(1) to ensure a fair trial, (2) to remind the prosecutor and judge of their responsibility to the accused and the importance of their functions, (3) to encourage witnesses to come forward; and (4) to discourage perjury.
Peterson, 85 F.3d at 43; see also Waller, 467 U.S. at 46-47, 104 S.Ct. 2210. We hold that these four values are not implicated by routine jury administrative matters that have no bearing on Ivester's ultimate guilt or innocence.
Here, questioning the jurors to determine whether they felt safe is an administrative jury problem. The closure here did not infect any witness's testimony. It did not even infect counsel's opening or closing arguments to the jurors. It did not attack the government. Compare Waller, 467 U.S. at 47, 104 S.Ct. 2210 (holding that the right to a public trial attaches to suppression hearings because such hearings resemble a bench trial and frequently attack the conduct of police and prosecutor). Additionally, the questioning of the jury was very brief in duration. This further supports our conclusion that the closure does not implicate Ivester's right to a public trial. See Peterson, 85 F.3d at 43 (closure of twenty minutes was too trivial). Thus, we hold the district court's exclusion of the spectators during the brief mid-trial questioning of the jurors to determine if they were concerned for their safety was so trivial as to not implicate Ivester's Sixth Amendment rights.

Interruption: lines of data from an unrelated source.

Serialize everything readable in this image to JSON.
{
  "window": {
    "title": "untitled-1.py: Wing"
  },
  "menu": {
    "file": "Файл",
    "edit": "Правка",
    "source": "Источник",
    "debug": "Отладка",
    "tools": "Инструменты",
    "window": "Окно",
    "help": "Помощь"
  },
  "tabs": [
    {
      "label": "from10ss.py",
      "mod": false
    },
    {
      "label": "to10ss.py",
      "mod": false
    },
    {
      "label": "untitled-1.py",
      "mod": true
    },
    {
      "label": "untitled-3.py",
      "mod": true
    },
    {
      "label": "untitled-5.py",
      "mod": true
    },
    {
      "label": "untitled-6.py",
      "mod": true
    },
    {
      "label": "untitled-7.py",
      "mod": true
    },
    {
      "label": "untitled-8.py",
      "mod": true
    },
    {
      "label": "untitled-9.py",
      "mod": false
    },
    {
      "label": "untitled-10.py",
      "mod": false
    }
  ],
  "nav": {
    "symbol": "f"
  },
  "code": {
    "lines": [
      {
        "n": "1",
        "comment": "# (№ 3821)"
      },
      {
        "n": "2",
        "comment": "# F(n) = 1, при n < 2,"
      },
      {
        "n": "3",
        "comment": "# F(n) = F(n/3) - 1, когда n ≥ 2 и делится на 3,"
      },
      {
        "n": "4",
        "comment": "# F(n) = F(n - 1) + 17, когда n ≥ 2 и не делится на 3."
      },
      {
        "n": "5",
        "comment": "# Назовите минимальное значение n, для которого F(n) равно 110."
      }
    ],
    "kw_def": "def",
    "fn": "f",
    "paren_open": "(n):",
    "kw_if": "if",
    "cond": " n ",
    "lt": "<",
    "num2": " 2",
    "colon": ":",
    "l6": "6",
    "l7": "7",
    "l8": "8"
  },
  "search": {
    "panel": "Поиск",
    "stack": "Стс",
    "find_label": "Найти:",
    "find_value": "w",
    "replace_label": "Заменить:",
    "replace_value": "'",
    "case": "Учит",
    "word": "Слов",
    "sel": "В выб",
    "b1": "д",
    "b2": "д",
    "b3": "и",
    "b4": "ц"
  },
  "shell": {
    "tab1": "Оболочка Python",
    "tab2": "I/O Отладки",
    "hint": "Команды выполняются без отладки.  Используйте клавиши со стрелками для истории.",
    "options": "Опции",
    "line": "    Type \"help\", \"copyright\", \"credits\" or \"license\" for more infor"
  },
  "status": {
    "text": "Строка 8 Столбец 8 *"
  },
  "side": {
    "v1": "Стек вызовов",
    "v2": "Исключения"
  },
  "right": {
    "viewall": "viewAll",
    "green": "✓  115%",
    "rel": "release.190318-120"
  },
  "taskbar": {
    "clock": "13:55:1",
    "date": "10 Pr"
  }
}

Second, Ivester argues that the district court abused its discretion when it did not allow his counsel to question the jurors that had been identified as having concerns. We review a district court's decision whether and how to hold a hearing on allegations of jury bias for an abuse of discretion. Olano, 62 F.3d at 1192.
Usually, an allegation of juror bias is met with a hearing, giving the defendant an opportunity to prove actual bias. United States v. Madrid, 842 F.2d 1090, 1094 (9th Cir.1988). However, such a hearing is required only if there is a finding of a reasonable possibility of prejudice. Id. Here, the district judge, after questioning Kenny, determined that the problem was principally a perceived lack of security in the courtroom. After the district judge explained that plainclothes marshals were always in the courtroom, she asked the jurors if any of them remained concerned about their safety. They responded in the negative. The district court's preliminary inquiry, then, revealed that there was no reasonable possibility of prejudice, see Olano, 62 F.3d at 1192, and further inquiry was not required. The district court did not abuse its discretion when it refused to allow defense counsel to question the jurors individually.